As expected, YouTube assessments of the durability of the Apple Vision Pro have arrived, with one loudly complaining that a laminate glass will scratch.
The build quality Apple Vision Pro has already undergone some intensive scrutiny since launch, including a reasonable set of drop tests and a complete teardown. The latest major headset-destroying video does the same, but focuses its ire at one manufacturing decision.
Monday night’s video by YouTuber JerryRigEverything promotes itself by claiming the Apple Vision Pro is “plastic,” using a smaller fact about the device as a clickbait title.
The issue stems from the scratch test, which puts the headset’s front display against various implements to determine where it lies on the Mohs Hardness Scale. While the scale does go up to 10, as written on the sticker before the test, only the early stages of the scale are actually used.
After clearing the second level without a scratch, light scratches appear when the third level is introduced, and more significant gouges are produced at level four. “I was so shocked I had to go back and check again,” the YouTuber comments on the discovery.
He initially thought he was scratching a screen protector, but then discovered that it was a thin plastic layer that is actually part of the construction of the front glass itself.
Apple describes the component as a piece of “three-dimensionally formed laminated glass,” which acts like car windshield glass to contain shards if it’s ever shattered. Glass in eyes is generally considered bad, so that’s where the laminate glass like a car windshield comes in.
However JerryRigEverything’s complaint is that the more easily scratched plastic is on the side facing the user, both inside and out of the headset, where it can be “permanently scuffed up.”
He then stresses the point by saying it’s expensive to repair the glass, even with an AppleCare+ plan, while continuing to attack the front with a sharp knife.
Comments are also passed about the internal lenses, which again have a similar laminate structure given the proximity to the user’s eyes.
Towards the end of the video, he manages to remove the front glass and, using the hardest tool from the test scale, manages to confirm the presence of glass by shattering it. However, while the spider webbing covered the entire piece, it was still held together by the plastic layers.

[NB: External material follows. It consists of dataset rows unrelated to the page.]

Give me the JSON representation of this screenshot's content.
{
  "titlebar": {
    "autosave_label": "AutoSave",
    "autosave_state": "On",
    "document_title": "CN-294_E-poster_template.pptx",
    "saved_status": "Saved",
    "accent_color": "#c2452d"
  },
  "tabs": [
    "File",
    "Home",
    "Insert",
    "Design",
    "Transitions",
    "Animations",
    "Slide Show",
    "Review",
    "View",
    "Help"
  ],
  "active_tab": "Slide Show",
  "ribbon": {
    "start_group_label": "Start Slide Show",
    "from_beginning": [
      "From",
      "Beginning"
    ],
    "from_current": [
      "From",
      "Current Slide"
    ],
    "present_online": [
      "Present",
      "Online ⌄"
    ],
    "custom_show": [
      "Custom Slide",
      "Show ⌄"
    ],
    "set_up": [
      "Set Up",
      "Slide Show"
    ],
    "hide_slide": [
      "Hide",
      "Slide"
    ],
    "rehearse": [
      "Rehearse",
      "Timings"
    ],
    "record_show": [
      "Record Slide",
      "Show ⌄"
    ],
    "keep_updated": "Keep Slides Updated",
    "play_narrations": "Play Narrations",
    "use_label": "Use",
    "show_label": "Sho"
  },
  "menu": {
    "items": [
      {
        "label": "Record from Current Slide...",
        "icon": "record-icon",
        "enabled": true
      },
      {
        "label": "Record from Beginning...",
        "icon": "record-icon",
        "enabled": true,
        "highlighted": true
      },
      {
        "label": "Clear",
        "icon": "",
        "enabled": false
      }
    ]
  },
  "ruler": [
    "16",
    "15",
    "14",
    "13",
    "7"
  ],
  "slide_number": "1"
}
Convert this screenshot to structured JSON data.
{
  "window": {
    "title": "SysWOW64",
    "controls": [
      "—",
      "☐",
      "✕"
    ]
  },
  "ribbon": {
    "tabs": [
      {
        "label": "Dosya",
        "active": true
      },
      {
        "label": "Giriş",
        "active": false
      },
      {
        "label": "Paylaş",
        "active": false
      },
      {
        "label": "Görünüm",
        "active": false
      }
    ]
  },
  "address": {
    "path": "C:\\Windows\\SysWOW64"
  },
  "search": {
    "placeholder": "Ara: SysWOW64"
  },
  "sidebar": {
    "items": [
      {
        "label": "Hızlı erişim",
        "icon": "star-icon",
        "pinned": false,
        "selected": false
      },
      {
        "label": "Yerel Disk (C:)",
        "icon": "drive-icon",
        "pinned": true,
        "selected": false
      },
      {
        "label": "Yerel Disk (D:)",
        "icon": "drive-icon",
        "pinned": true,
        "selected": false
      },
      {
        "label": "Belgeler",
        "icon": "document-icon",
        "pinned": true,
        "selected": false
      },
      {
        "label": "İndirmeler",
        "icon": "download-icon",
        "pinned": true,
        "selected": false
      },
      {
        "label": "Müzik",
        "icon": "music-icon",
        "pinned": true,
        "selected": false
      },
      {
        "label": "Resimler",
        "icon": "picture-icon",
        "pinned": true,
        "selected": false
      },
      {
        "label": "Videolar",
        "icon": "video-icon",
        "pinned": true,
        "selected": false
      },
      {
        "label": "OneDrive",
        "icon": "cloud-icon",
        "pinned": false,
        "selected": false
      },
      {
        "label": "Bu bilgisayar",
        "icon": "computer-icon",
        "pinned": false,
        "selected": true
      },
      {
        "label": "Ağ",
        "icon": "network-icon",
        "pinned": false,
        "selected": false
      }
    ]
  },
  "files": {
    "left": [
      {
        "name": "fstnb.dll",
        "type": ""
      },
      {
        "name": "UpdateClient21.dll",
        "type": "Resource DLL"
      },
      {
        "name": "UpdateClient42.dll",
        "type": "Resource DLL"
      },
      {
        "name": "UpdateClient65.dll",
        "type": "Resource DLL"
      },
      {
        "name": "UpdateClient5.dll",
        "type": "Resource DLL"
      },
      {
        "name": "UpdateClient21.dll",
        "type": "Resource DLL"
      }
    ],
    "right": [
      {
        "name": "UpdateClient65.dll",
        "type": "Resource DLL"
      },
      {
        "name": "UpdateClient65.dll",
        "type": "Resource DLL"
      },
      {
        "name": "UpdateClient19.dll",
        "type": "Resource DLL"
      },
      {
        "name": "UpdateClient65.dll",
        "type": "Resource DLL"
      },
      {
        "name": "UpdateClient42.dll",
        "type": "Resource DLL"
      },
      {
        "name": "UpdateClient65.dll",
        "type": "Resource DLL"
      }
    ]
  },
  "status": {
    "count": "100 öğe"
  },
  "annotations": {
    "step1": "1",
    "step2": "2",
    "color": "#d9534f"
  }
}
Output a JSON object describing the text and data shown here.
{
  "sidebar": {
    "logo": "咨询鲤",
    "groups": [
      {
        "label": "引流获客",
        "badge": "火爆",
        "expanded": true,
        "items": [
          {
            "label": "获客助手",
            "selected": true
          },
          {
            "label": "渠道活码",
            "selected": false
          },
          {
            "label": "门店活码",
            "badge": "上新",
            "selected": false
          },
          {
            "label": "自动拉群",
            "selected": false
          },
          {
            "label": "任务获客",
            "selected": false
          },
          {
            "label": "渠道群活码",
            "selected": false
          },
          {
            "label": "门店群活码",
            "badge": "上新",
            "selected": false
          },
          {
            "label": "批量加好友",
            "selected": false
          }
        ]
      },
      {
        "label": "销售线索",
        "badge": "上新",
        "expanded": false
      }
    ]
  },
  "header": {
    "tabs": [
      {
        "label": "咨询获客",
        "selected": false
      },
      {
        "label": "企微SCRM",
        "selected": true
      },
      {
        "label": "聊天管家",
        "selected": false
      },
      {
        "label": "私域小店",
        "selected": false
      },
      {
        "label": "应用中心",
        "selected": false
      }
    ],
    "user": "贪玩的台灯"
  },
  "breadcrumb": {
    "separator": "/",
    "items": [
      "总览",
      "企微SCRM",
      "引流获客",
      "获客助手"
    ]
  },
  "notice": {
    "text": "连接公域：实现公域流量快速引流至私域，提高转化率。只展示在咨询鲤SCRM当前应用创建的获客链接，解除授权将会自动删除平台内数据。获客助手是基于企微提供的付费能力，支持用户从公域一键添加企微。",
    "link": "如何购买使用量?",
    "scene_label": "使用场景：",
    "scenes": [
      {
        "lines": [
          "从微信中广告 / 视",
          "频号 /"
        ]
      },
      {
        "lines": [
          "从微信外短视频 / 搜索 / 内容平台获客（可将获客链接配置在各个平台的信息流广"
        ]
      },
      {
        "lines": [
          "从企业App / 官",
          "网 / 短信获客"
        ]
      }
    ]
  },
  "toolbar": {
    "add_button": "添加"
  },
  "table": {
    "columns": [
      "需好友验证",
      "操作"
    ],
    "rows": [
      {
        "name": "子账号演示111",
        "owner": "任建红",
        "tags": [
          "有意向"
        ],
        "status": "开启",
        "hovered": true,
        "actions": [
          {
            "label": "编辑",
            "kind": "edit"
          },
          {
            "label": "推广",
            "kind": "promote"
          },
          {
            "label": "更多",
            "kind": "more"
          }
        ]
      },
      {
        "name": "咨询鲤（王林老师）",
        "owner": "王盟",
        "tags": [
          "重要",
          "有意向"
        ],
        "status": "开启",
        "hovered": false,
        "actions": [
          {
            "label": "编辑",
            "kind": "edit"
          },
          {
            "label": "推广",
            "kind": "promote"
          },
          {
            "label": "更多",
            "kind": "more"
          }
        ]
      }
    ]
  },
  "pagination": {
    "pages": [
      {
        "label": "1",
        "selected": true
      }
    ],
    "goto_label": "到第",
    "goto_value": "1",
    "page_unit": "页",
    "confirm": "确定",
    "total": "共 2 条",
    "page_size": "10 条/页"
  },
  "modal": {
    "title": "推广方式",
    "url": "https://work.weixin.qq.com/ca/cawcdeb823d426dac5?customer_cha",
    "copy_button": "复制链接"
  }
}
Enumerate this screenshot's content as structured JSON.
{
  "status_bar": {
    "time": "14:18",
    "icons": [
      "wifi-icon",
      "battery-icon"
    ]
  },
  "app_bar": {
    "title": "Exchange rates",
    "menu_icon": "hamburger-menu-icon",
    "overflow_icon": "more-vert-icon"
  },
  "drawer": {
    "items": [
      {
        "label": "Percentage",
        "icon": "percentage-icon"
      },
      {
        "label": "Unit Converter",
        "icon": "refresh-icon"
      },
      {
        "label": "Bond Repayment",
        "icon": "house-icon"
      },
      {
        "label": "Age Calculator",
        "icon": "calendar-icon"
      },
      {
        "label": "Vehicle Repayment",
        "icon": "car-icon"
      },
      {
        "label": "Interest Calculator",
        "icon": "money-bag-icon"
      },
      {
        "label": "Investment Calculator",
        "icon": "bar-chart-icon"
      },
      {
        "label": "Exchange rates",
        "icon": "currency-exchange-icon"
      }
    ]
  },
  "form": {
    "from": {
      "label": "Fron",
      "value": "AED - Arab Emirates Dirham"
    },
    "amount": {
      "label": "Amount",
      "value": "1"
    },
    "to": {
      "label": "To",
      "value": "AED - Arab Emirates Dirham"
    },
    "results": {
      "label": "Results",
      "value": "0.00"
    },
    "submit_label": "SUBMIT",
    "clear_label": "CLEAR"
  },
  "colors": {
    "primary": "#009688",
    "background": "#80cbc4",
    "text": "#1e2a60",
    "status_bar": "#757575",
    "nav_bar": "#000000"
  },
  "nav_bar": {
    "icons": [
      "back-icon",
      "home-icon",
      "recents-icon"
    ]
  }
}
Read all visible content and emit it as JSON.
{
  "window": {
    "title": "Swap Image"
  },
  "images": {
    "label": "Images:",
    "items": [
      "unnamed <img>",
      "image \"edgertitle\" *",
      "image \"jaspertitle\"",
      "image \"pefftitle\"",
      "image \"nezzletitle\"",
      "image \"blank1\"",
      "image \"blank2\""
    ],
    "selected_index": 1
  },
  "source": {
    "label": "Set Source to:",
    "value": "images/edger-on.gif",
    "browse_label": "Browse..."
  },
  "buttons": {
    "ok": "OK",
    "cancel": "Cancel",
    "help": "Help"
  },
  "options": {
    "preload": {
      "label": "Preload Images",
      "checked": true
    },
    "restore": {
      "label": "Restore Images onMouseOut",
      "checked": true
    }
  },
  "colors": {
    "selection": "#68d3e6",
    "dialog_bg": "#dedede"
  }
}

The Solo Knit Band is given some compliments initially, as “the softest, most cuddliest piece of fabric I’ve ever felt in my whole life.” The snowboarding boot-style adjuster is also praised, with it used to tighten the band on the wearer’s head.
Later, he uses a lighter to set fire to parts of the band, before declaring not to use the Apple Vision Pro while smoking or standing near a campfire.
Scratches are made on the silver anodized aluminum using knife scrapes. This is performed while the construction of the main frame is praised by the narrator.
Eventually, the soft inner lining is torn away and the insides separated from the casing, giving a brief look at the chips used to power the device.
Once the destruction concludes, Apple is praised for trying something new, and a request is made for increased accessibility for people with physical impairments. A suggestion is a wrist twist gesture instead of a finger tap, as an alternative for users without finger functionality.
AppleInsider does not recommend that buyers of the Apple Vision Pro subject their $3,500 device to similar abuse after purchasing the rare and expensive helmet. While YouTubers doing destruction tests for views can be entertaining, most people don’t have that kind of money to burn — and they aren’t generally applicable to actual use.